◆ REQUIREMENT:
Type out the lines below exactly, pictures excluded.

◆ AVAILABLE DATA:
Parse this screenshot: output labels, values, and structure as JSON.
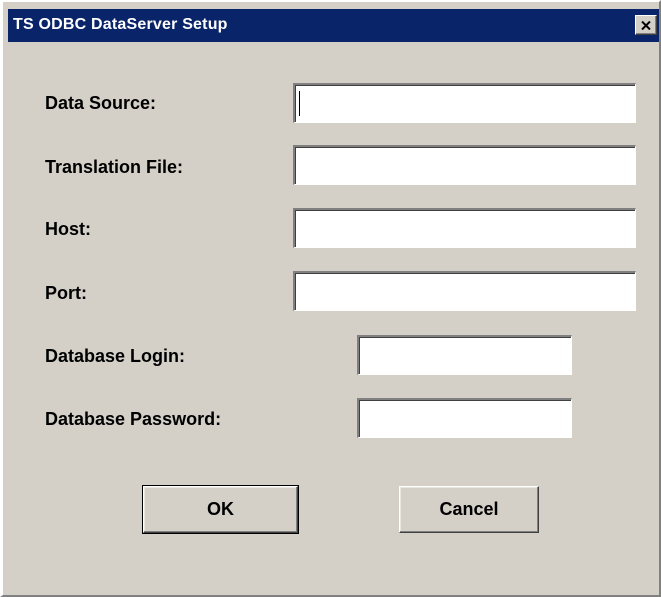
{
  "window": {
    "title": "TS ODBC DataServer Setup",
    "close_icon": "close-icon"
  },
  "form": {
    "data_source": {
      "label": "Data Source:",
      "value": ""
    },
    "translation_file": {
      "label": "Translation File:",
      "value": ""
    },
    "host": {
      "label": "Host:",
      "value": ""
    },
    "port": {
      "label": "Port:",
      "value": ""
    },
    "database_login": {
      "label": "Database Login:",
      "value": ""
    },
    "database_password": {
      "label": "Database Password:",
      "value": ""
    }
  },
  "buttons": {
    "ok_label": "OK",
    "cancel_label": "Cancel"
  },
  "colors": {
    "titlebar": "#0a246a",
    "dialog_face": "#d4d0c8"
  }
}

◆ RESPONSE TO THIS EXERCISE:
Parse this screenshot: output labels, values, and structure as JSON.
{
  "window": {
    "title": "TS ODBC DataServer Setup",
    "close_icon": "close-icon"
  },
  "form": {
    "data_source": {
      "label": "Data Source:",
      "value": ""
    },
    "translation_file": {
      "label": "Translation File:",
      "value": ""
    },
    "host": {
      "label": "Host:",
      "value": ""
    },
    "port": {
      "label": "Port:",
      "value": ""
    },
    "database_login": {
      "label": "Database Login:",
      "value": ""
    },
    "database_password": {
      "label": "Database Password:",
      "value": ""
    }
  },
  "buttons": {
    "ok_label": "OK",
    "cancel_label": "Cancel"
  },
  "colors": {
    "titlebar": "#0a246a",
    "dialog_face": "#d4d0c8"
  }
}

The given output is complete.